The Academy of American Poets hopes to give teachers in all content areas multiple opportunities to integrate poetry into their instruction with Teach This Poem, a new, free weekly email that features a poem along with instructional resources and ideas for activities related to the selection. The new initiative, which begins September 2, expands on the Academy’s existing Poem-a-Day, an online syndicated series featuring previously unpublished poems, which has been running since 2006. The Academy created the new resource to build upon the lesson plans already available on its website and to give teachers a version of Poem-a-Day for students. The new poetry series is best suited for students in grade 4–12. The activities that accompany the poems provide multiple entry points for doing close readings on poems with students. In addition to sending the weekly emails, the Academy will also post and archive the poems and activities on its website. The Academy’s website also provides a useful glossary that introduces poetic terms and devices.

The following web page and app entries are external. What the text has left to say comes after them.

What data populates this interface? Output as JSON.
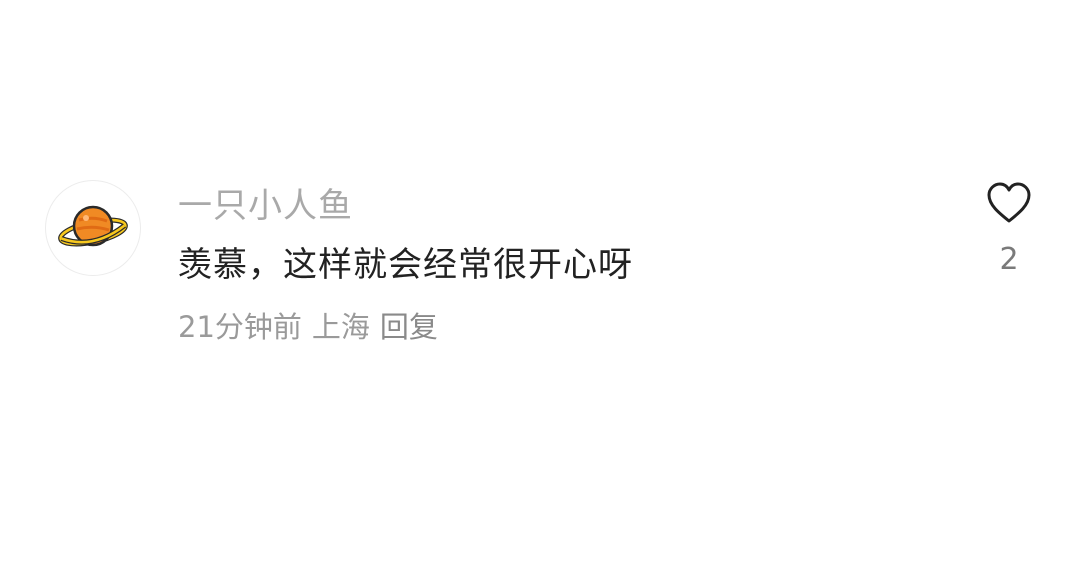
{
  "comment": {
    "avatar_icon": "planet-icon",
    "username": "一只小人鱼",
    "text": "羡慕，这样就会经常很开心呀",
    "time": "21分钟前",
    "location": "上海",
    "reply_label": "回复",
    "like_icon": "heart-outline-icon",
    "like_count": "2"
  },
  "colors": {
    "background": "#ffffff",
    "username": "#a9a9a9",
    "text": "#222222",
    "meta": "#9a9a9a",
    "planet": "#f08a24",
    "ring": "#f7c81e"
  }
}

Are you curious how you might integrate computer science in your upper elementary classroom, or are you looking for a unique way to have your students share their favorite books? With technology playing an increasingly important role in every profession, a foundational understanding of computer science is becoming an essential component of student learning. To authentically integrate computer science and literacy, I’m going to teach you how to support your students in using block-based coding to program book trailers.
The National African American Read-In is the nation’s first and oldest event dedicated to diversity in literature. The initiative was established in 1990 by the National Council of Teachers of English to make literacy a significant part of Black History Month, and since that time, it has reached more than 6 million participants around the world.
The Sejong Writing Competition, presented by the Sejong Cultural Society in collaboration with the Korea Institute, Harvard University, and the Literature Translation Institute of Korea, introduces students to Korean culture through literature and poetry. The competition is open to all residents of the United States and Canada regardless of ethnic background.